_Your assignment:_ What is needed is a copy of each line in the listing that contains "assets".
*** Supplied data ***
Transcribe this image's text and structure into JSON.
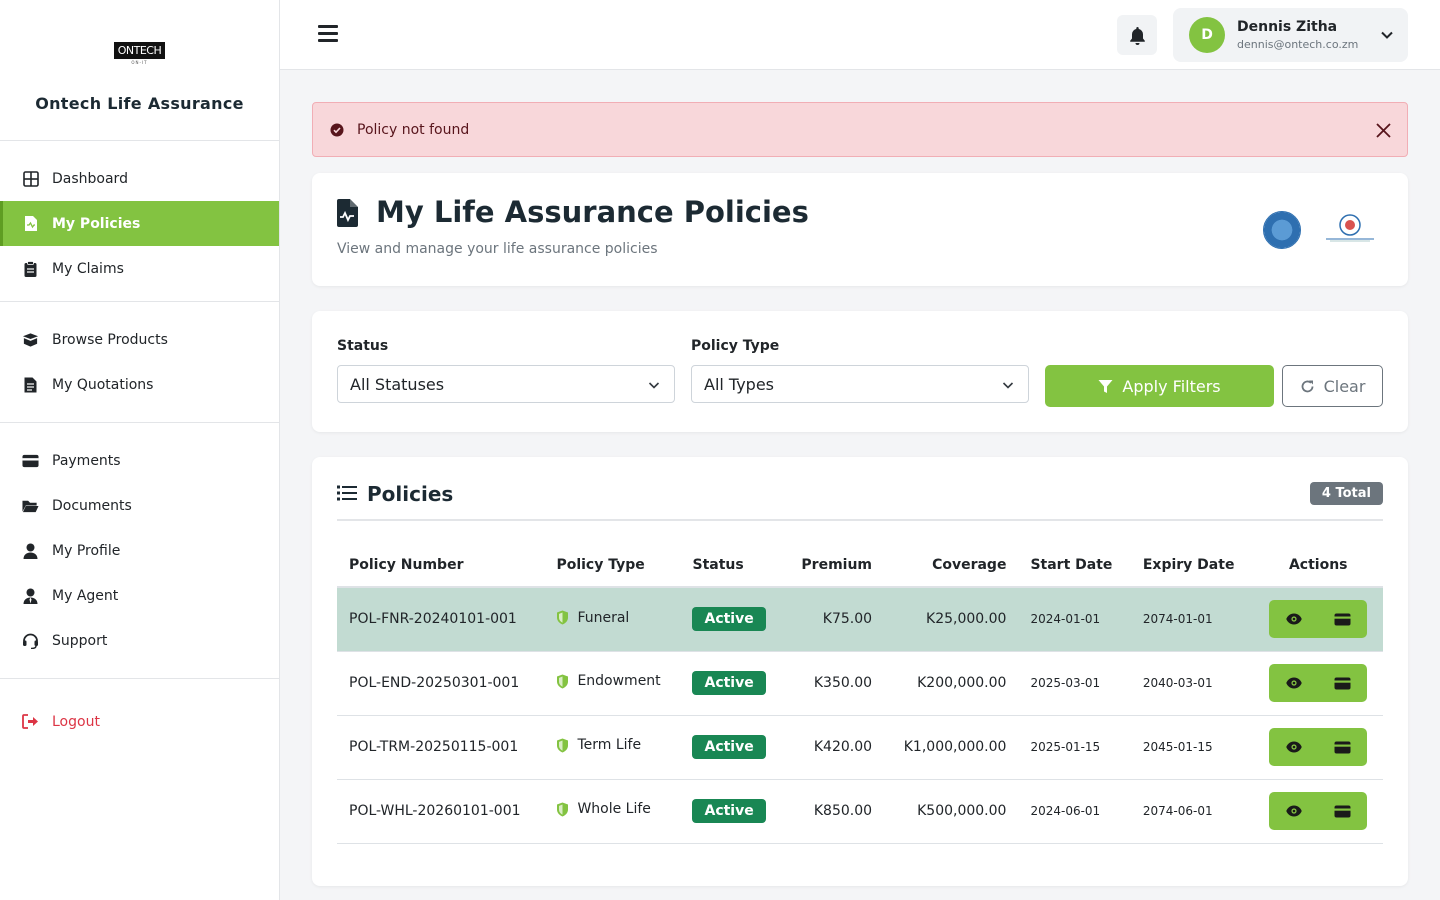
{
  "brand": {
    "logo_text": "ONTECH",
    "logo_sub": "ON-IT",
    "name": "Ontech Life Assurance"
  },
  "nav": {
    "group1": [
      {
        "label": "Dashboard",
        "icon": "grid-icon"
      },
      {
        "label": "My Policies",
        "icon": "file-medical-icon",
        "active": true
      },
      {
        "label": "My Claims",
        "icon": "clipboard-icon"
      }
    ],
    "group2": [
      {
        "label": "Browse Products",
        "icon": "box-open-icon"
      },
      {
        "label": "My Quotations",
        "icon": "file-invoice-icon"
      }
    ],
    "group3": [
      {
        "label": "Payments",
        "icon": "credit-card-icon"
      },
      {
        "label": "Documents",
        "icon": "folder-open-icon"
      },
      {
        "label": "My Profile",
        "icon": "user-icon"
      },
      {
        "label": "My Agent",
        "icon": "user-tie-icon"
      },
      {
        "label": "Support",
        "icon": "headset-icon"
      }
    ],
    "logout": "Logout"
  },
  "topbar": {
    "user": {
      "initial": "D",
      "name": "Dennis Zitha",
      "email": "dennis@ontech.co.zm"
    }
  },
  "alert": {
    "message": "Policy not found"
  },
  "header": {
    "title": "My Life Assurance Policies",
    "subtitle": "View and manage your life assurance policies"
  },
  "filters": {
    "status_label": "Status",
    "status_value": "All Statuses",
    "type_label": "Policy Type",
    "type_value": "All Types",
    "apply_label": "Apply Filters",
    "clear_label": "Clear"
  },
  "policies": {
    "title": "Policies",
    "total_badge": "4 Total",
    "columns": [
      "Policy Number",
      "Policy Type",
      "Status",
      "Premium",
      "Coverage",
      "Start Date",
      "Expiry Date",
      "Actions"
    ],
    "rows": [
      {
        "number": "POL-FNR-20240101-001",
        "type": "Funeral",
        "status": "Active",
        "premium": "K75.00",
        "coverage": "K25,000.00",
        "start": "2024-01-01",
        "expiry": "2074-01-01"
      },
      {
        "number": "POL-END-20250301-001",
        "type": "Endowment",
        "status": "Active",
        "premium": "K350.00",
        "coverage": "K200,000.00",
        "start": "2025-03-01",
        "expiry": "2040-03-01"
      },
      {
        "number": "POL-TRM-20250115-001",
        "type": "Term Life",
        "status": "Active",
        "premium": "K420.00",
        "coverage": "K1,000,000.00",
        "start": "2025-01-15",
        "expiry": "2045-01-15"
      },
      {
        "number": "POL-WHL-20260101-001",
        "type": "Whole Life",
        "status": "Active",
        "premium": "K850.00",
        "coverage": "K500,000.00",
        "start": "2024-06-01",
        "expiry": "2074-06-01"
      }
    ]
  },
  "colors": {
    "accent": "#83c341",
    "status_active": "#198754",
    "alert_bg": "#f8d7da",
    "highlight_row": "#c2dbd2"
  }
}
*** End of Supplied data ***
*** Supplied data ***
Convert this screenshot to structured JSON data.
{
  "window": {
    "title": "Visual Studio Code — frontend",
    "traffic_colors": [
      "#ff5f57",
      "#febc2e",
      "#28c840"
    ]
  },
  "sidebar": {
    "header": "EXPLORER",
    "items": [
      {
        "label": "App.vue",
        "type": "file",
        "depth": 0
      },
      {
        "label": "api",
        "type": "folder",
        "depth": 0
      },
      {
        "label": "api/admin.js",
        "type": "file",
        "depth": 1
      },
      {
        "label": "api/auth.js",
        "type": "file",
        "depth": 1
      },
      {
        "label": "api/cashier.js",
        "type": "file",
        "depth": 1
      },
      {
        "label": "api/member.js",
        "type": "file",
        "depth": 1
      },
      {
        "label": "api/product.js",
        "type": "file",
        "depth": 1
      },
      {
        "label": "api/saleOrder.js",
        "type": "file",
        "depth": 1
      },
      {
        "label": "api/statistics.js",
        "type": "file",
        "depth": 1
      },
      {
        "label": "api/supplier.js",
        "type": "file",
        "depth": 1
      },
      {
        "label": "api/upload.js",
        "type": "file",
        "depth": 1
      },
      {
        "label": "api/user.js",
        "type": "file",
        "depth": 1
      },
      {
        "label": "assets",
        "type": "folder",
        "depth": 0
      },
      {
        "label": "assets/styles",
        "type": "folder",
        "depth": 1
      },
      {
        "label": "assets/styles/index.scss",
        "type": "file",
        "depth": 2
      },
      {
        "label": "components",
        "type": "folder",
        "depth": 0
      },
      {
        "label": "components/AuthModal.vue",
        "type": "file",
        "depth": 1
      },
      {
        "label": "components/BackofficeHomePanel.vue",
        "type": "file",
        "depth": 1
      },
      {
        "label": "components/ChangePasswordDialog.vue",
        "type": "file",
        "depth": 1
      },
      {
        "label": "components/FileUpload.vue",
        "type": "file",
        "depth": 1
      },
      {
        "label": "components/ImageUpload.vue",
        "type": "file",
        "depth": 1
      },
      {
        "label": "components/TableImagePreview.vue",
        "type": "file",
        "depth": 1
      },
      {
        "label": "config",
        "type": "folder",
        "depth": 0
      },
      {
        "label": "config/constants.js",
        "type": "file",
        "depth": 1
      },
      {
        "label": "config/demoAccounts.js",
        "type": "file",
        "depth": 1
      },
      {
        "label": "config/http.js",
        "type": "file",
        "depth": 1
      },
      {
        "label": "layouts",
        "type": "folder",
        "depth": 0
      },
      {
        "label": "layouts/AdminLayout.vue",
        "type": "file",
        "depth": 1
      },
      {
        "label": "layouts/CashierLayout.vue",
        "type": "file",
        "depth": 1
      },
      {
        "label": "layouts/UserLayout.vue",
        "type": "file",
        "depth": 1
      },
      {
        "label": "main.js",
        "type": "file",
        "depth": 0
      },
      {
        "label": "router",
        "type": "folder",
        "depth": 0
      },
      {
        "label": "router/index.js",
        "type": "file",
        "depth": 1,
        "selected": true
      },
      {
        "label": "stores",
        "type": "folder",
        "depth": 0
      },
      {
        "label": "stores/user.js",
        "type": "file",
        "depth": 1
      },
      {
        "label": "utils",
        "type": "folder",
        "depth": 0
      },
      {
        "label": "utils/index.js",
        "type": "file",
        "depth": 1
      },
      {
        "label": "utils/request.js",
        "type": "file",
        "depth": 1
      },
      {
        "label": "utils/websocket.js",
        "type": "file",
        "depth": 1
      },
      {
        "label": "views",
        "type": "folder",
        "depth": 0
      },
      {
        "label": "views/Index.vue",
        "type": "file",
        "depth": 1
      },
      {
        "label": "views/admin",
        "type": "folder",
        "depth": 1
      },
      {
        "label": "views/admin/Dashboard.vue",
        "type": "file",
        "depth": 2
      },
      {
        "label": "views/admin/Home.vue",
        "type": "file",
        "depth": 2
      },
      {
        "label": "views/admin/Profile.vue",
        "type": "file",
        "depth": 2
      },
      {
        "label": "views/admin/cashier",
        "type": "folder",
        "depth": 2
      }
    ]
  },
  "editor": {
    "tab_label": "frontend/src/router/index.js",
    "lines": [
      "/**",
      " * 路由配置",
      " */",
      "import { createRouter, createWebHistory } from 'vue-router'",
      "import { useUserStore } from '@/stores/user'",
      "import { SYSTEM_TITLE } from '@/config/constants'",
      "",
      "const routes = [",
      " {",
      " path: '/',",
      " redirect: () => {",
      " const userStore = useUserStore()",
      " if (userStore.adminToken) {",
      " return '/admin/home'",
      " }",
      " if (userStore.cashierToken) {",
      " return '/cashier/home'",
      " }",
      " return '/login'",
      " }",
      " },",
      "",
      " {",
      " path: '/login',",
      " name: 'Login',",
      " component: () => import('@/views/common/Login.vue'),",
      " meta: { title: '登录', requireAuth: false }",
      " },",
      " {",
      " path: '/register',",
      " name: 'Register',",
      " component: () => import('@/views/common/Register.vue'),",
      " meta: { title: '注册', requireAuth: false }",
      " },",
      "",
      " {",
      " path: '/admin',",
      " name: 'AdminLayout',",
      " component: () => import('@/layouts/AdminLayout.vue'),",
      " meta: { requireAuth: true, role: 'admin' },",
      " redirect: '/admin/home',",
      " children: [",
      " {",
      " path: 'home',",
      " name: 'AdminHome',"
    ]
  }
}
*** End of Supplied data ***
_Answer section:_
        "label": "assets",
        "label": "assets/styles",
        "label": "assets/styles/index.scss",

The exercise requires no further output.